    The late sixties were probably the most adventurous period in American film history. The counterculture revolution’s discontent with all established art provided an audience for some of the wildest cinematic experiments to ever hit the screens in this country. Pop artist Andy Warhol’s forays into filmmaking represent some of the most challenging of all of the period’s experimental works. Presented by Warhol, Paul Morrissey’s Flesh, the first in a trilogy of films staring pretty boy actor Joe Dallesandro (it was followed by Trash and Heat), is one of the most accessible and popular of their collaborations.


    As the film opens, we see the face of Joe as he placidly sleeps in bed in an extreme close-up shot. A seemingly random selection of music plays in the background as we watch him calmly lay there for a few minutes. When the shot is finally changed, the effect is shocking. We’re shown a Joe, fully naked, in the same position that we’ve been watching all along. The motivation of this setup is initially a bit enigmatic, but once we learn of his occupation, it becomes apparent. Though Joe has a wife (who he sometimes invites to meet his tricks), he is a street hustler, but by the standards of the world that Flesh takes place in, he’s an innocent, and that sentiment is precisely what the opening sequence was trying to convey visually. Soon, the film oversteps itself along these lines in a scene where we watch a still-naked Joe frolicking with his son (though this image critiques any prudishness we might have felt upon seeing the nudity earlier), but the point is still made. Perhaps too vacuous to be corruptible, Joe is really only understandable as a product of his society. The world that he lives in is all too willing to treat him as a commodity, and nowhere is this more apparent than in the scenes in which we see him being posed by a elderly man who’s a supposed artist and a gay friend who wants him to emulate a pornographic photo.

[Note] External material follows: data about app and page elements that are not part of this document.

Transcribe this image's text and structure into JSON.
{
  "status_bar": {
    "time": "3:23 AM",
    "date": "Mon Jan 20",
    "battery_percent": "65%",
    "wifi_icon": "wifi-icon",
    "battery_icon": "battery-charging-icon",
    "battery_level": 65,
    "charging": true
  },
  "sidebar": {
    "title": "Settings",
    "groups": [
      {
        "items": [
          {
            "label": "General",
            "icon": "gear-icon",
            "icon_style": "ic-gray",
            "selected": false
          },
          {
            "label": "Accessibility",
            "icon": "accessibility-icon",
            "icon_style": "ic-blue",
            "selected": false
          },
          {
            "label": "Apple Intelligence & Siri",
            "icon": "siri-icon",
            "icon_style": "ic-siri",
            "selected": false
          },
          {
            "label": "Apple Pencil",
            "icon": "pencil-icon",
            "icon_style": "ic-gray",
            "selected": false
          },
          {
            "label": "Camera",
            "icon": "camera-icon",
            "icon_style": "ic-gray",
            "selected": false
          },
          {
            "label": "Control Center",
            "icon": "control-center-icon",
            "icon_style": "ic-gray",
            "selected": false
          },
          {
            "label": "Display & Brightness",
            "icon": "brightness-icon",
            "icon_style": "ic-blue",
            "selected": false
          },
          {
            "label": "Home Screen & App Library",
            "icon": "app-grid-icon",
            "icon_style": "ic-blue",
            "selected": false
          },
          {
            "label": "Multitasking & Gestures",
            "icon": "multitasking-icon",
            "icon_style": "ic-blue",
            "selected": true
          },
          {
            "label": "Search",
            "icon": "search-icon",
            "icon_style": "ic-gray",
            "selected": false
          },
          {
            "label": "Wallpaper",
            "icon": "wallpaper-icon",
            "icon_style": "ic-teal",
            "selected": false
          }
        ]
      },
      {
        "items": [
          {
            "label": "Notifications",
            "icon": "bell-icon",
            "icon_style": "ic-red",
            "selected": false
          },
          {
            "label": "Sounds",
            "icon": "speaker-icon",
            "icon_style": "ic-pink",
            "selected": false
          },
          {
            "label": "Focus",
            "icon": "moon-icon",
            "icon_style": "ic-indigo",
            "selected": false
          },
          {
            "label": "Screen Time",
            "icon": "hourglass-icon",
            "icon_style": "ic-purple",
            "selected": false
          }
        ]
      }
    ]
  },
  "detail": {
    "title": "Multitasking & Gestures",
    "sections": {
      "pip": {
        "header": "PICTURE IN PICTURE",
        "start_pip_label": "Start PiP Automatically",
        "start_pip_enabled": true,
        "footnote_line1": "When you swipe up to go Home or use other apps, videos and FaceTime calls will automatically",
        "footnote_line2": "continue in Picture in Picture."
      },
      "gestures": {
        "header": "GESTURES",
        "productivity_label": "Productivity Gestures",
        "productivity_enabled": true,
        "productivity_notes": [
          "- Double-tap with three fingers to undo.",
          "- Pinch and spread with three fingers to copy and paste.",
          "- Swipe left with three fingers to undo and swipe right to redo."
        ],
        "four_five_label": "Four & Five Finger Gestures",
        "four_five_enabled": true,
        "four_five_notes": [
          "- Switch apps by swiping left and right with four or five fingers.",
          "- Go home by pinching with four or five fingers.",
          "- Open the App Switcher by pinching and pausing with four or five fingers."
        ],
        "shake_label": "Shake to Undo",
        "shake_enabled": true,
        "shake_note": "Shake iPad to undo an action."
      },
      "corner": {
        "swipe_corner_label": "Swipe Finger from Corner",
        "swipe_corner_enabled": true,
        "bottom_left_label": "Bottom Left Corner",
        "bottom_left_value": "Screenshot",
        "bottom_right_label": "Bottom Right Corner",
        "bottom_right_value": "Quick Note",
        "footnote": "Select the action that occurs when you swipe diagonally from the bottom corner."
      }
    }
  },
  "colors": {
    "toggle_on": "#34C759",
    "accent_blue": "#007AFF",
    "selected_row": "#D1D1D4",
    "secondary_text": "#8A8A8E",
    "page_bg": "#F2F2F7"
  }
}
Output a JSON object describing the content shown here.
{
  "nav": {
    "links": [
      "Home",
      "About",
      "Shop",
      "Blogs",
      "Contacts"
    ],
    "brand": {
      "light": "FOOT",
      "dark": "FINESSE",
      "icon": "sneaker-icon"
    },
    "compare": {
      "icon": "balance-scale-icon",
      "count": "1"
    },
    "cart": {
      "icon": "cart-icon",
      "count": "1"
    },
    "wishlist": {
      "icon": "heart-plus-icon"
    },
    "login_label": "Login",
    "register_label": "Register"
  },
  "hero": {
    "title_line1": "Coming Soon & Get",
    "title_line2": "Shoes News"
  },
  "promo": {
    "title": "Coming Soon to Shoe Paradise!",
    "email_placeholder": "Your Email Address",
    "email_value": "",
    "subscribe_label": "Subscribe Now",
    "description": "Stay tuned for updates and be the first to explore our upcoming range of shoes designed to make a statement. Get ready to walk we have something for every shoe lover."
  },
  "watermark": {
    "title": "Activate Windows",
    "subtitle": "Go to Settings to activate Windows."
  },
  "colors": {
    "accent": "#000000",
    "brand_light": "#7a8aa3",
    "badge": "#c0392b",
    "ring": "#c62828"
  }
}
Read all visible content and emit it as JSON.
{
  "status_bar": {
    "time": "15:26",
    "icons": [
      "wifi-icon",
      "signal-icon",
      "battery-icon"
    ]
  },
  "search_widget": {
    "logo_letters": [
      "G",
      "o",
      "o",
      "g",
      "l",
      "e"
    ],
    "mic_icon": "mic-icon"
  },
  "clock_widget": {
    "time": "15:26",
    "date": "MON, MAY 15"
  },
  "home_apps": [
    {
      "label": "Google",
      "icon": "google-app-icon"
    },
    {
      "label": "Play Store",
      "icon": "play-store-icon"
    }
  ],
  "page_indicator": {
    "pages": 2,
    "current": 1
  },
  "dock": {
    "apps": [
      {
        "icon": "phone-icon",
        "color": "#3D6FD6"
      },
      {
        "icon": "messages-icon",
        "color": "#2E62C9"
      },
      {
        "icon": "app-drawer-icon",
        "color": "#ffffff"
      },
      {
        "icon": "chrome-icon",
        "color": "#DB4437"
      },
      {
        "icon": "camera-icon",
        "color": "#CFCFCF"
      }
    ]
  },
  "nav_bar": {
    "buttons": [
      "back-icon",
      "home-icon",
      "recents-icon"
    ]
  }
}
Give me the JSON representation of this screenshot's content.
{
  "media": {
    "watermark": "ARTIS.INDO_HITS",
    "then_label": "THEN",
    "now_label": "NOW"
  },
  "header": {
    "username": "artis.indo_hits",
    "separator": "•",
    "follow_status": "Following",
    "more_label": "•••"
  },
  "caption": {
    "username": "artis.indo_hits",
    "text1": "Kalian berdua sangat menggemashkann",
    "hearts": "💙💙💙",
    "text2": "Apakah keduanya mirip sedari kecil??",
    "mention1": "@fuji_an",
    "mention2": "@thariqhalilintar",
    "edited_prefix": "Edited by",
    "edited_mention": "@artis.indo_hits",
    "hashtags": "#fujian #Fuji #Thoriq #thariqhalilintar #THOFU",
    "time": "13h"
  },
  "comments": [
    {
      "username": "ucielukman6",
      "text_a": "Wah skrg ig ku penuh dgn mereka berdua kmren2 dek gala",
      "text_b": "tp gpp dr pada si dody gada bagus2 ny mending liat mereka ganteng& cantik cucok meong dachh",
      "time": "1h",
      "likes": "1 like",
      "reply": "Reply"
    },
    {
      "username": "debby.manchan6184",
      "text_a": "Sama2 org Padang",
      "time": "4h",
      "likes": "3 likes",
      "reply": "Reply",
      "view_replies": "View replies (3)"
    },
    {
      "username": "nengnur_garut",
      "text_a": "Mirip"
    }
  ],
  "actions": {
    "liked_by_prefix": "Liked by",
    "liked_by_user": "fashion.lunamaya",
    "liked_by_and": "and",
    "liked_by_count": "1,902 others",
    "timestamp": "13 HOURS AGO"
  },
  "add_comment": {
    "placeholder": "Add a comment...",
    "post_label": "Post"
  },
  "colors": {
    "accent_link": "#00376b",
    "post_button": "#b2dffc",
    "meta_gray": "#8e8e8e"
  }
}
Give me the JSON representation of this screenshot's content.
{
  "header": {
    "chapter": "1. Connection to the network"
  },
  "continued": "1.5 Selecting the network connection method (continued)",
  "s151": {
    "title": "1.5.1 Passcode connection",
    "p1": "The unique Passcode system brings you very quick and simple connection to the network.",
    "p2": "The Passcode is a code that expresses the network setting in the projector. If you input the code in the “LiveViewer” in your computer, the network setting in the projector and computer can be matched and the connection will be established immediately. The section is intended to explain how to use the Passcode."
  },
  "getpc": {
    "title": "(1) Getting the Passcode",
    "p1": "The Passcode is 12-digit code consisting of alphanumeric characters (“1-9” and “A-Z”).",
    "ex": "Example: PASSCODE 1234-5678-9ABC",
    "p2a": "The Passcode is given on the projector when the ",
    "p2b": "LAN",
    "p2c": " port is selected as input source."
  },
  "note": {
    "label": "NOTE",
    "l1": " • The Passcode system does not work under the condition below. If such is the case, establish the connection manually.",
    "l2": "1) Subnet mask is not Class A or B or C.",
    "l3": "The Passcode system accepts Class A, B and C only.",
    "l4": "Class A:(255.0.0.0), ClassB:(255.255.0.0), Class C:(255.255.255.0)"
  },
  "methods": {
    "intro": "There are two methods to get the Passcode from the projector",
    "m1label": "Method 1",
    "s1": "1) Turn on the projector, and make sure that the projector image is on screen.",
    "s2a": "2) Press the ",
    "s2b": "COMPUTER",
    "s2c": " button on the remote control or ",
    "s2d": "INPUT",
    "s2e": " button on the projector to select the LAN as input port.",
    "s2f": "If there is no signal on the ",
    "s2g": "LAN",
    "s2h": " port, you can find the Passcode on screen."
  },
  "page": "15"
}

    As the movie proceeds, and Joe continues on his sexual odyssey (a absurd quest to hustle two-hundred dollars to give to a friend of his wife’s for an abortion), we see a series of encounters that paint life in New York City as a never-ending procession of vice. Drag queens, fellow hustlers, and a seemingly limitless procession of johns are the people that we meet as we follow Joe around on what seems to be an average day’s work. Though Flesh isn’t brazen enough to show penetration on screen, it is shockingly candid in its portrayal of sex and nudity. The non-professional cast and the hand-held camerawork give the film a spontaneous, rambling feel that is interrupted by the frequent, chaotic jump cuts, which always disrupt the naturalism and remind us that we’re watching a fictional film. The photography feels distinctive, mostly because it sexualizes its male protagonist in a way that’s rare in film. Usually, only women are treated as sex objects in movies, and while there’s plenty of female nudity in Flesh as well, it’s the presentation of the male nudity that seems the most deviant.


    Though the technical aspects of Flesh might not be as polished as in a mainstream film, their shoddiness doesn’t detract from the unexpected emotional impact that the film packs. There is an undercurrent of sadness running throughout the film, and one can’t help but see the empty-headedness of Joe and his friends as a more troubling signifier of their generation’s amiable attitude toward its aimlessness. One girl’s narration of her rape is made more disturbing because of her resignation to it than by the crime itself. Still, most of the movie is more interested in making us laugh than worry about the state of the nation, and many of the unscripted scenes are surprisingly funny. Few modern comedies are as frank as this one. The sexual bluntness of the film also makes more current films look prudish and puritanical by comparison. The movie still seems ahead of its time in nearly every respect, even if most of the topical humor is a bit dated. By comparison to the aimless young adults of Flesh, the troubled teens in any given Larry Clark film seem downright motivated.


* * * * 


Jeremy Heilman